DATA IN THIS EXERCISE Start Marker

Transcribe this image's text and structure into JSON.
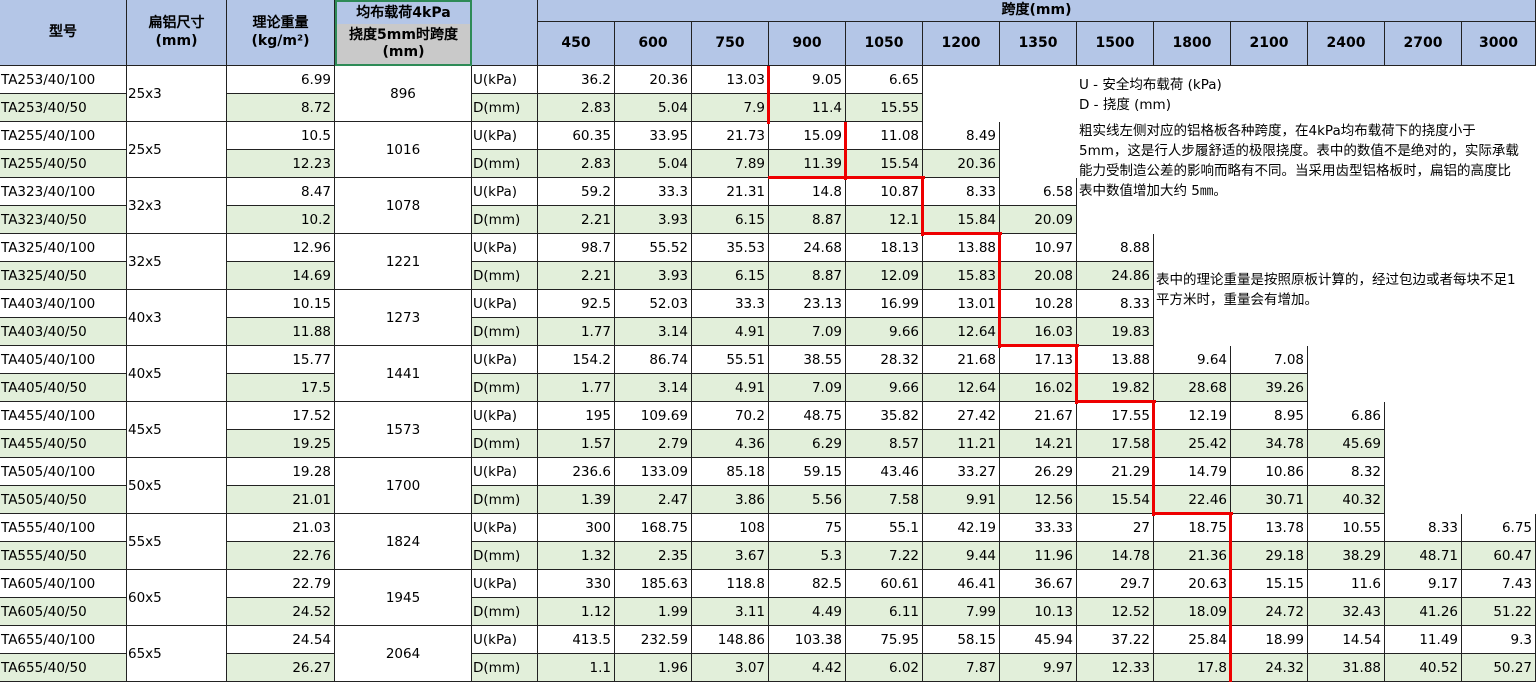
{
  "headers": {
    "model": "型号",
    "size": "扁铝尺寸\n(mm)",
    "weight": "理论重量\n(kg/m²)",
    "load_line1": "均布载荷4kPa",
    "load_line2": "挠度5mm时跨度\n(mm)",
    "span": "跨度(mm)",
    "spans": [
      "450",
      "600",
      "750",
      "900",
      "1050",
      "1200",
      "1350",
      "1500",
      "1800",
      "2100",
      "2400",
      "2700",
      "3000"
    ]
  },
  "groups": [
    {
      "size": "25x3",
      "span5": "896",
      "rows": [
        {
          "model": "TA253/40/100",
          "weight": "6.99",
          "type": "U(kPa)",
          "vals": [
            "36.2",
            "20.36",
            "13.03",
            "9.05",
            "6.65",
            "",
            "",
            "",
            "",
            "",
            "",
            "",
            ""
          ]
        },
        {
          "model": "TA253/40/50",
          "weight": "8.72",
          "type": "D(mm)",
          "vals": [
            "2.83",
            "5.04",
            "7.9",
            "11.4",
            "15.55",
            "",
            "",
            "",
            "",
            "",
            "",
            "",
            ""
          ]
        }
      ]
    },
    {
      "size": "25x5",
      "span5": "1016",
      "rows": [
        {
          "model": "TA255/40/100",
          "weight": "10.5",
          "type": "U(kPa)",
          "vals": [
            "60.35",
            "33.95",
            "21.73",
            "15.09",
            "11.08",
            "8.49",
            "",
            "",
            "",
            "",
            "",
            "",
            ""
          ]
        },
        {
          "model": "TA255/40/50",
          "weight": "12.23",
          "type": "D(mm)",
          "vals": [
            "2.83",
            "5.04",
            "7.89",
            "11.39",
            "15.54",
            "20.36",
            "",
            "",
            "",
            "",
            "",
            "",
            ""
          ]
        }
      ]
    },
    {
      "size": "32x3",
      "span5": "1078",
      "rows": [
        {
          "model": "TA323/40/100",
          "weight": "8.47",
          "type": "U(kPa)",
          "vals": [
            "59.2",
            "33.3",
            "21.31",
            "14.8",
            "10.87",
            "8.33",
            "6.58",
            "",
            "",
            "",
            "",
            "",
            ""
          ]
        },
        {
          "model": "TA323/40/50",
          "weight": "10.2",
          "type": "D(mm)",
          "vals": [
            "2.21",
            "3.93",
            "6.15",
            "8.87",
            "12.1",
            "15.84",
            "20.09",
            "",
            "",
            "",
            "",
            "",
            ""
          ]
        }
      ]
    },
    {
      "size": "32x5",
      "span5": "1221",
      "rows": [
        {
          "model": "TA325/40/100",
          "weight": "12.96",
          "type": "U(kPa)",
          "vals": [
            "98.7",
            "55.52",
            "35.53",
            "24.68",
            "18.13",
            "13.88",
            "10.97",
            "8.88",
            "",
            "",
            "",
            "",
            ""
          ]
        },
        {
          "model": "TA325/40/50",
          "weight": "14.69",
          "type": "D(mm)",
          "vals": [
            "2.21",
            "3.93",
            "6.15",
            "8.87",
            "12.09",
            "15.83",
            "20.08",
            "24.86",
            "",
            "",
            "",
            "",
            ""
          ]
        }
      ]
    },
    {
      "size": "40x3",
      "span5": "1273",
      "rows": [
        {
          "model": "TA403/40/100",
          "weight": "10.15",
          "type": "U(kPa)",
          "vals": [
            "92.5",
            "52.03",
            "33.3",
            "23.13",
            "16.99",
            "13.01",
            "10.28",
            "8.33",
            "",
            "",
            "",
            "",
            ""
          ]
        },
        {
          "model": "TA403/40/50",
          "weight": "11.88",
          "type": "D(mm)",
          "vals": [
            "1.77",
            "3.14",
            "4.91",
            "7.09",
            "9.66",
            "12.64",
            "16.03",
            "19.83",
            "",
            "",
            "",
            "",
            ""
          ]
        }
      ]
    },
    {
      "size": "40x5",
      "span5": "1441",
      "rows": [
        {
          "model": "TA405/40/100",
          "weight": "15.77",
          "type": "U(kPa)",
          "vals": [
            "154.2",
            "86.74",
            "55.51",
            "38.55",
            "28.32",
            "21.68",
            "17.13",
            "13.88",
            "9.64",
            "7.08",
            "",
            "",
            ""
          ]
        },
        {
          "model": "TA405/40/50",
          "weight": "17.5",
          "type": "D(mm)",
          "vals": [
            "1.77",
            "3.14",
            "4.91",
            "7.09",
            "9.66",
            "12.64",
            "16.02",
            "19.82",
            "28.68",
            "39.26",
            "",
            "",
            ""
          ]
        }
      ]
    },
    {
      "size": "45x5",
      "span5": "1573",
      "rows": [
        {
          "model": "TA455/40/100",
          "weight": "17.52",
          "type": "U(kPa)",
          "vals": [
            "195",
            "109.69",
            "70.2",
            "48.75",
            "35.82",
            "27.42",
            "21.67",
            "17.55",
            "12.19",
            "8.95",
            "6.86",
            "",
            ""
          ]
        },
        {
          "model": "TA455/40/50",
          "weight": "19.25",
          "type": "D(mm)",
          "vals": [
            "1.57",
            "2.79",
            "4.36",
            "6.29",
            "8.57",
            "11.21",
            "14.21",
            "17.58",
            "25.42",
            "34.78",
            "45.69",
            "",
            ""
          ]
        }
      ]
    },
    {
      "size": "50x5",
      "span5": "1700",
      "rows": [
        {
          "model": "TA505/40/100",
          "weight": "19.28",
          "type": "U(kPa)",
          "vals": [
            "236.6",
            "133.09",
            "85.18",
            "59.15",
            "43.46",
            "33.27",
            "26.29",
            "21.29",
            "14.79",
            "10.86",
            "8.32",
            "",
            ""
          ]
        },
        {
          "model": "TA505/40/50",
          "weight": "21.01",
          "type": "D(mm)",
          "vals": [
            "1.39",
            "2.47",
            "3.86",
            "5.56",
            "7.58",
            "9.91",
            "12.56",
            "15.54",
            "22.46",
            "30.71",
            "40.32",
            "",
            ""
          ]
        }
      ]
    },
    {
      "size": "55x5",
      "span5": "1824",
      "rows": [
        {
          "model": "TA555/40/100",
          "weight": "21.03",
          "type": "U(kPa)",
          "vals": [
            "300",
            "168.75",
            "108",
            "75",
            "55.1",
            "42.19",
            "33.33",
            "27",
            "18.75",
            "13.78",
            "10.55",
            "8.33",
            "6.75"
          ]
        },
        {
          "model": "TA555/40/50",
          "weight": "22.76",
          "type": "D(mm)",
          "vals": [
            "1.32",
            "2.35",
            "3.67",
            "5.3",
            "7.22",
            "9.44",
            "11.96",
            "14.78",
            "21.36",
            "29.18",
            "38.29",
            "48.71",
            "60.47"
          ]
        }
      ]
    },
    {
      "size": "60x5",
      "span5": "1945",
      "rows": [
        {
          "model": "TA605/40/100",
          "weight": "22.79",
          "type": "U(kPa)",
          "vals": [
            "330",
            "185.63",
            "118.8",
            "82.5",
            "60.61",
            "46.41",
            "36.67",
            "29.7",
            "20.63",
            "15.15",
            "11.6",
            "9.17",
            "7.43"
          ]
        },
        {
          "model": "TA605/40/50",
          "weight": "24.52",
          "type": "D(mm)",
          "vals": [
            "1.12",
            "1.99",
            "3.11",
            "4.49",
            "6.11",
            "7.99",
            "10.13",
            "12.52",
            "18.09",
            "24.72",
            "32.43",
            "41.26",
            "51.22"
          ]
        }
      ]
    },
    {
      "size": "65x5",
      "span5": "2064",
      "rows": [
        {
          "model": "TA655/40/100",
          "weight": "24.54",
          "type": "U(kPa)",
          "vals": [
            "413.5",
            "232.59",
            "148.86",
            "103.38",
            "75.95",
            "58.15",
            "45.94",
            "37.22",
            "25.84",
            "18.99",
            "14.54",
            "11.49",
            "9.3"
          ]
        },
        {
          "model": "TA655/40/50",
          "weight": "26.27",
          "type": "D(mm)",
          "vals": [
            "1.1",
            "1.96",
            "3.07",
            "4.42",
            "6.02",
            "7.87",
            "9.97",
            "12.33",
            "17.8",
            "24.32",
            "31.88",
            "40.52",
            "50.27"
          ]
        }
      ]
    }
  ],
  "notes": {
    "legend_u": "U - 安全均布载荷 (kPa)",
    "legend_d": "D - 挠度 (mm)",
    "para1": "粗实线左侧对应的铝格板各种跨度，在4kPa均布载荷下的挠度小于5mm，这是行人步履舒适的极限挠度。表中的数值不是绝对的，实际承载能力受制造公差的影响而略有不同。当采用齿型铝格板时，扁铝的高度比表中数值增加大约 5㎜。",
    "para2": "表中的理论重量是按照原板计算的，经过包边或者每块不足1平方米时，重量会有增加。"
  },
  "colors": {
    "header": "#b4c6e7",
    "green_row": "#e2efda",
    "red_line": "#ee0000"
  }
}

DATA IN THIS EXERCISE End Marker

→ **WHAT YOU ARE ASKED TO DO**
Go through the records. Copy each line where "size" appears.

→ **EXERCISE ANSWER**
    "size": "扁铝尺寸\n(mm)",
      "size": "25x3",
      "size": "25x5",
      "size": "32x3",
      "size": "32x5",
      "size": "40x3",
      "size": "40x5",
      "size": "45x5",
      "size": "50x5",
      "size": "55x5",
      "size": "60x5",
      "size": "65x5",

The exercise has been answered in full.